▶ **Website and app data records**
------
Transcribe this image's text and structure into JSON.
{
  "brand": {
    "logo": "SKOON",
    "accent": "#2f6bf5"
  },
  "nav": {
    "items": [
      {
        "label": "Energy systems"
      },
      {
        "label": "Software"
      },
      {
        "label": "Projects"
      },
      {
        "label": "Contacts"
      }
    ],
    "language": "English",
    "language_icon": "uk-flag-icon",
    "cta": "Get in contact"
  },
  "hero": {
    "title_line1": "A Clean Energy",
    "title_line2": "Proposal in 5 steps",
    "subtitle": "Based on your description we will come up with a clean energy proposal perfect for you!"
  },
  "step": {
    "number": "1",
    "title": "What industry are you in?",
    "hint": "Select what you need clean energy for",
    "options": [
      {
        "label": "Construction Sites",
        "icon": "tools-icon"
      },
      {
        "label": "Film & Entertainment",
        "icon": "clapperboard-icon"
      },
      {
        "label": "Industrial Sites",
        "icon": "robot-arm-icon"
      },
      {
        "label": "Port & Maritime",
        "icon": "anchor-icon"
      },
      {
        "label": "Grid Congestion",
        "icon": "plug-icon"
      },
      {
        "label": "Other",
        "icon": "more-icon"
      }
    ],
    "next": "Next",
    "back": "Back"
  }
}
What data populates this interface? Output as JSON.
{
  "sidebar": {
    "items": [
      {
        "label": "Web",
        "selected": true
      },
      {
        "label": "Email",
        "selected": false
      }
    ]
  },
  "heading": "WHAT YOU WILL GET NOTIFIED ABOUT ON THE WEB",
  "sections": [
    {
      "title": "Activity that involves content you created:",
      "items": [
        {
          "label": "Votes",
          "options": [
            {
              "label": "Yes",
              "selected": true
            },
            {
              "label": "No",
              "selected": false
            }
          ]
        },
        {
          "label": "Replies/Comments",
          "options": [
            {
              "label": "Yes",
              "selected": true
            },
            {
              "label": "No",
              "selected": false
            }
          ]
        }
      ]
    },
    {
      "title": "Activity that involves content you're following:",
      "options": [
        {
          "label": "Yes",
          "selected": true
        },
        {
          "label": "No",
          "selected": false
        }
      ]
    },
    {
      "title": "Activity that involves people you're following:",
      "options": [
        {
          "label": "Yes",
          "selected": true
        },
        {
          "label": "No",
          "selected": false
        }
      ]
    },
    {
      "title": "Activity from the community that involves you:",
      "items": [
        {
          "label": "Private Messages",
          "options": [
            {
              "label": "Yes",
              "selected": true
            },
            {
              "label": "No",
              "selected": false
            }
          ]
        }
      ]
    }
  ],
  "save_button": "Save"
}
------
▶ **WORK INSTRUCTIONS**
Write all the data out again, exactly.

▶ **EXERCISE ANSWER**
Transcribe this image's text and structure into JSON.
{
  "brand": {
    "logo": "SKOON",
    "accent": "#2f6bf5"
  },
  "nav": {
    "items": [
      {
        "label": "Energy systems"
      },
      {
        "label": "Software"
      },
      {
        "label": "Projects"
      },
      {
        "label": "Contacts"
      }
    ],
    "language": "English",
    "language_icon": "uk-flag-icon",
    "cta": "Get in contact"
  },
  "hero": {
    "title_line1": "A Clean Energy",
    "title_line2": "Proposal in 5 steps",
    "subtitle": "Based on your description we will come up with a clean energy proposal perfect for you!"
  },
  "step": {
    "number": "1",
    "title": "What industry are you in?",
    "hint": "Select what you need clean energy for",
    "options": [
      {
        "label": "Construction Sites",
        "icon": "tools-icon"
      },
      {
        "label": "Film & Entertainment",
        "icon": "clapperboard-icon"
      },
      {
        "label": "Industrial Sites",
        "icon": "robot-arm-icon"
      },
      {
        "label": "Port & Maritime",
        "icon": "anchor-icon"
      },
      {
        "label": "Grid Congestion",
        "icon": "plug-icon"
      },
      {
        "label": "Other",
        "icon": "more-icon"
      }
    ],
    "next": "Next",
    "back": "Back"
  }
}
What data populates this interface? Output as JSON.
{
  "sidebar": {
    "items": [
      {
        "label": "Web",
        "selected": true
      },
      {
        "label": "Email",
        "selected": false
      }
    ]
  },
  "heading": "WHAT YOU WILL GET NOTIFIED ABOUT ON THE WEB",
  "sections": [
    {
      "title": "Activity that involves content you created:",
      "items": [
        {
          "label": "Votes",
          "options": [
            {
              "label": "Yes",
              "selected": true
            },
            {
              "label": "No",
              "selected": false
            }
          ]
        },
        {
          "label": "Replies/Comments",
          "options": [
            {
              "label": "Yes",
              "selected": true
            },
            {
              "label": "No",
              "selected": false
            }
          ]
        }
      ]
    },
    {
      "title": "Activity that involves content you're following:",
      "options": [
        {
          "label": "Yes",
          "selected": true
        },
        {
          "label": "No",
          "selected": false
        }
      ]
    },
    {
      "title": "Activity that involves people you're following:",
      "options": [
        {
          "label": "Yes",
          "selected": true
        },
        {
          "label": "No",
          "selected": false
        }
      ]
    },
    {
      "title": "Activity from the community that involves you:",
      "items": [
        {
          "label": "Private Messages",
          "options": [
            {
              "label": "Yes",
              "selected": true
            },
            {
              "label": "No",
              "selected": false
            }
          ]
        }
      ]
    }
  ],
  "save_button": "Save"
}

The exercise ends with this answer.